On April 11, 1814, Napoleon was exiled to Elba after he was forced to abdicate as Emperor of France. Learn the truth about Napoleon, “The Little Corporal,” from his real height to his failure after invading Russia and how he might have died...
Napoleon Wasn’t Short Napoleon was actually tall for this period of history, and although he is commonly reported as having been 5’2” inches tall, this was measured in French units. By modern standards, he would have been about 5’7”, while the average Frenchman of the day was 5’5”. One thing that might have added to the myth is that his guards were a lot larger than he was, which is where he may have gotten his nickname, “The Little Corporal.”
He Was Once Arrested for Treason Following the French “Reign of Terror,” Napoleon was arrested on suspicion of treason after he was praised by Augustin Robespierre, who happened to be the brother of the French leader associated with the French Revolution. Napoleon was released after several weeks after the investigation went nowhere and never lost his position in the army.

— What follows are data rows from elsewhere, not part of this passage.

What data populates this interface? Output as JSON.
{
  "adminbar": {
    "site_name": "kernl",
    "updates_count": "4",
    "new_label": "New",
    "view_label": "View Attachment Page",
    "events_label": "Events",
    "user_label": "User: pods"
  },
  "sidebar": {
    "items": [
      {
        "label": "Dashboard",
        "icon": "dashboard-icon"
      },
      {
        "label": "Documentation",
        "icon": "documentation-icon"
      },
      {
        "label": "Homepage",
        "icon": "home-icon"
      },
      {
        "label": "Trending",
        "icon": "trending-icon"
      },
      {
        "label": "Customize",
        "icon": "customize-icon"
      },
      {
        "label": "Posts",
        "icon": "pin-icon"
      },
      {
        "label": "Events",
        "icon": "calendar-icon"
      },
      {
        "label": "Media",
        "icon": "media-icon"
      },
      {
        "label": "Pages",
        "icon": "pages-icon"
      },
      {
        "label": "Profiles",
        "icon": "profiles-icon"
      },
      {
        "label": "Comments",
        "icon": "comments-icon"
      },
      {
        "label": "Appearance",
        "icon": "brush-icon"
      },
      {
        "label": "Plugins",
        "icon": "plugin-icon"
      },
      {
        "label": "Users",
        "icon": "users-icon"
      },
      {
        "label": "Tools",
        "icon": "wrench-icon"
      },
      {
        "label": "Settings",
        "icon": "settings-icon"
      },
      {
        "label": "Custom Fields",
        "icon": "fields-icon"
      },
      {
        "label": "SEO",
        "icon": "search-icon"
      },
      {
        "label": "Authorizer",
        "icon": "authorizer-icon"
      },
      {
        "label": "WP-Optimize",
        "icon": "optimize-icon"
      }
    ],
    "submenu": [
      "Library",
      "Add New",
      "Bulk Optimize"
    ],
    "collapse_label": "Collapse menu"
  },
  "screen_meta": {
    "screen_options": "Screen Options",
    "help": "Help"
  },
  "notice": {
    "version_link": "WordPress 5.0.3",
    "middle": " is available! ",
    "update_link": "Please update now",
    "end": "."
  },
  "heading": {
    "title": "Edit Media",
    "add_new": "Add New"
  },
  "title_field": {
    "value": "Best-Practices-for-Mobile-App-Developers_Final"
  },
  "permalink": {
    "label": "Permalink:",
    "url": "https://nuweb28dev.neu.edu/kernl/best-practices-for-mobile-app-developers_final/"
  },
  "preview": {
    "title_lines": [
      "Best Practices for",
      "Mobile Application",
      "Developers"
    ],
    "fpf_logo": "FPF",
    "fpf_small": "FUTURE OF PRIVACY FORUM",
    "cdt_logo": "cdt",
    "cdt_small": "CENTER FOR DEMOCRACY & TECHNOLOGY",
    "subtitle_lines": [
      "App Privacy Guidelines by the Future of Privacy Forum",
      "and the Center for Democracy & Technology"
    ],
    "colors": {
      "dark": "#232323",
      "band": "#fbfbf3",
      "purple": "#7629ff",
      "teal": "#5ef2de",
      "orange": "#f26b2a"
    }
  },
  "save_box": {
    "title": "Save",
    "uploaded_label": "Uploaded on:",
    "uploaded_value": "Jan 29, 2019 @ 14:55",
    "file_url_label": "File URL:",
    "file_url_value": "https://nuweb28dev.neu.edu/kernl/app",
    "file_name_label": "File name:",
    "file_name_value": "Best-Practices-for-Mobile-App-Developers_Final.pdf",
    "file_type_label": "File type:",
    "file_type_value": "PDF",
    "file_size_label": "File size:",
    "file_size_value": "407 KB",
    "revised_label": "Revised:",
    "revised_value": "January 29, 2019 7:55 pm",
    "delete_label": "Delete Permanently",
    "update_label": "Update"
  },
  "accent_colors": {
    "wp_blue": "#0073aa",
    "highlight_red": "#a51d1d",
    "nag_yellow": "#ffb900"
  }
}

Following this, he was involved in repelling an attack by royalists on Paris, and then went on to lead France’s conquest of the northern part of Italy, which raised his prominence in France.
Napoleon Staged a Coup to Take Over Control of France The French Revolution wasn’t a stranger to coups d’état, but the last was conducted by Napoleon after he returned to France in October 1799 following a military campaign in Egypt. The plot to overthrow the government included high-level officials, and on November 9, they, along with Napoleon, overthrew the Directory that was in charge of running the country. After an actual fight in the legislature, troops cleared the building and the new government was set up with Napoleon as first consul.
Napoleon’s Luck Ran Out in 1812 Napoleon scored numerous military victories, but he ran out of luck in 1812 when he invaded Russia supposedly to punish the czar for refusing to comply with the British trade embargo. Napoleon’s army, estimated at between 450,000 and 650,000 troops, moved through the country as the Russians retreated, burning everything behind them. By the time the French reached Moscow, which the Russians had torched also, Napoleon had realized that his troops, already decimated by disease and desertions, would not survive there over the winter. When the French army tried to leave Russia, the number of troops was down to just a fraction of what it was before because the Russians followed, attacking the French rear and flanks, and the difficult weather and lack of supplies did the rest.
The Great French Leader Probably Didn’t Die of Poisoning Three weeks before Napoleon died, he wrote out his will, saying that he was dying because he was being murdered by an assassin sent by the English. The rumor that Napoleon was poisoned by arsenic was reinforced when his body was exhumed to rebury it in Paris in 1840. It was found to be in remarkably good condition, and it is known that arsenic slows decomposition. However, another theory suggests that Napoleon’s exposure to arsenic might have come from the wallpaper at the prison where he was incarcerated because green wallpapers, which were popular during the 19th century, contained arsenic as a way to get the bright color.